Return to posts index


Bob ColeRe: Shooting In China, Any Tips?
by on Jun 24, 2010 at 10:17:07 am

[Chuck Pullen] "I can't just run out to a "Radio Shack" or "Wal-mart" to find what I need the way I can in America."

Of that's true, it is sort of ironic, considering that most of the actual contents of a Radio Shack or Wal-mart are made in China....


Return to posts index

Ned MillerRe: Shooting In China, Any Tips?
by on Jun 26, 2010 at 12:26:02 am

Get your visa first before you put in any more pre-pro. They wouldn't give me a visa! And I was doing a feature length documentary for PBS sanctioned by Major League Baseball. They are allergic to "documentary" crews (Borat II?). Seems they prefer MSM crews (Main Stream Media). So, make sure you can even get in...

Ned Miller
Chicago Videographer
http://www.nedmiller.com
http://www.bizvideo.com


Return to posts index

Chris DolanRe: Shooting In China, Any Tips?
by on Jul 5, 2010 at 1:51:01 pm

[Chuck Pullen] "I can't just run out to a "Radio Shack" or "Wal-mart" to find what I need the way I can in America."

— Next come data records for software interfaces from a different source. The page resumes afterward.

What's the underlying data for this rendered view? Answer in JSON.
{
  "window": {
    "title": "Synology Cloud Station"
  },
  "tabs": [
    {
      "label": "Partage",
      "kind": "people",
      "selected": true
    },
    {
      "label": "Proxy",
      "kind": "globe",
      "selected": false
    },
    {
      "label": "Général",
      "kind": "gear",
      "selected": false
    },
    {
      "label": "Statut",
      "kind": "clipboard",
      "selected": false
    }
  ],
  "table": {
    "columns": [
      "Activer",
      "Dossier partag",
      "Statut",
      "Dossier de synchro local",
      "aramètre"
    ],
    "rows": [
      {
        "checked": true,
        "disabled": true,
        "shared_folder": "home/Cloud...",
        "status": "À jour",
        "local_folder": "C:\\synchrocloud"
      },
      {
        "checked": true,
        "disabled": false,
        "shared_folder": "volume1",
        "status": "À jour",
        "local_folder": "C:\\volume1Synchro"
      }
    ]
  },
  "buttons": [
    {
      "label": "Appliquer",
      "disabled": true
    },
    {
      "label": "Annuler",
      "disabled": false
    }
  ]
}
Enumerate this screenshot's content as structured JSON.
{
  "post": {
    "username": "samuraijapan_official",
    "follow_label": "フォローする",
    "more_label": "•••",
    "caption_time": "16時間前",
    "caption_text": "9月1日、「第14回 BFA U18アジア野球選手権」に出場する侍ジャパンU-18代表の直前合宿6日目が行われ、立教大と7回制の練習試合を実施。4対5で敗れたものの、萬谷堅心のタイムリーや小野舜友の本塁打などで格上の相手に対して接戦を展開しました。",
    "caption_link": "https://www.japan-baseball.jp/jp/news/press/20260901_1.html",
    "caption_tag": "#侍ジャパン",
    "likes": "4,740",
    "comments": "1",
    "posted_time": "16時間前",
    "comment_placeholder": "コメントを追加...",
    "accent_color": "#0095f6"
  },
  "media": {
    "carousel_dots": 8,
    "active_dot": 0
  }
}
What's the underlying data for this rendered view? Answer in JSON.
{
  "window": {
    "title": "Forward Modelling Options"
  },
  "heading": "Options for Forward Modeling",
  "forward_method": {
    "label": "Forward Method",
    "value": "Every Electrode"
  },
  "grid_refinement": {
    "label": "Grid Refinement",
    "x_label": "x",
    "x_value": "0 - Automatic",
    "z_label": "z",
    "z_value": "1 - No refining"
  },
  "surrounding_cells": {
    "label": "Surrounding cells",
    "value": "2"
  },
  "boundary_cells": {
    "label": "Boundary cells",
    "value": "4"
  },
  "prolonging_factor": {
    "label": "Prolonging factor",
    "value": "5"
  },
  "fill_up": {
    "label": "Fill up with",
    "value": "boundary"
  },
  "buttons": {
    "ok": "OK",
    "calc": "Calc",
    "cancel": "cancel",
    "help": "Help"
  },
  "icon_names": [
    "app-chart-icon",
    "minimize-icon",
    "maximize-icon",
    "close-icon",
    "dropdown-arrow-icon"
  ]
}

Actually- you can... Run into Wal-mart that is, depending on where you'll be shooting. Beijing has a Wal-mart, Sam's Club, Ikea, more Starbucks than I can count and the only Apple store in China. I'm not sure about the other cities, but I imagine the larger cities here are similar.

Man, I could probably spend all night responding with tips for a foreigner in China but I'll try to keep it brief...

So far the only thing hostile about this country seems to be the way people drive. Drivers here are among the worst I've seen...and I'm from Massachusetts. ;-) Prepare yourself for some pretty hair-raising cab rides. Live here for a while and you too will adopt the 'me first' attitude everyone seems to have. It will offend you and piss you off for the first few months but then you'll get used to it.

Get accustomed to the notion of everyone looking at you. You'll feel like a celebrity, especially if you'll be lugging around a big honkin' pro camera. Even with my 'little' Sony EX1, people stare and start standing around, wondering what sort of movie I'm shooting. Some people here lack a bit of the western and European civilities to which we are accustomed. It's not considered rude to be walking along the street and stare directly at someone and continue staring as you walk past him for 20 or 30 feet. It's surprising, actually, that more people don't walk into sign posts or something while doing that.

Westerners are very often granted much more leeway than Chinese. If you want to enter a building, just do it as if you're supposed to be there and walk with a purpose while saying 'sorry- I don't speak Chinese'...unless of course the building is guarded by guys wearing green military uniforms. :-) Lots of people here think because you're a westerner they can't tell you what to do. Even the police have stopped me for an infraction while driving and just let me go because I have a western face.

As far as shooting is concerned, you should definitely look into finding local help...at least a Production Assistant. Unless you're conversational in Chinese, you're going have difficulty communicating with the locals. I've been studying Chinese for a while and still have a hard time explaining to someone that I'm shooting a documentary. I don't know if this forum has a private messaging feature but if you want to talk, I'll provide my local Beijing cell number for you to call. I sent you a 'friend' request here...maybe that will work. I can look into local assistance for you if you'd like. There are a few production houses in Beijing which provide assistance to foreign filmmakers. They have a fee, of course.

Anyway- hope that was somewhat helpful. Let's see if we can connect offline and I'll try to help you more.

Chris Dolan


Return to posts index


Joshua YeattsRe: Shooting In China, Any Tips?
by on Feb 24, 2012 at 4:39:45 pm

Chris,

I was reading your reply. I am in the research phase to shoot a promotional video in Shanghai. I am interested to know if you have any videographers or production companies in that region. thanks,

Josh


Return to posts index

<< PREVIOUS   •   VIEW ALL   •   PRINT   •   NEXT >>
© 2017 CreativeCOW.net All Rights Reserved
[TOP]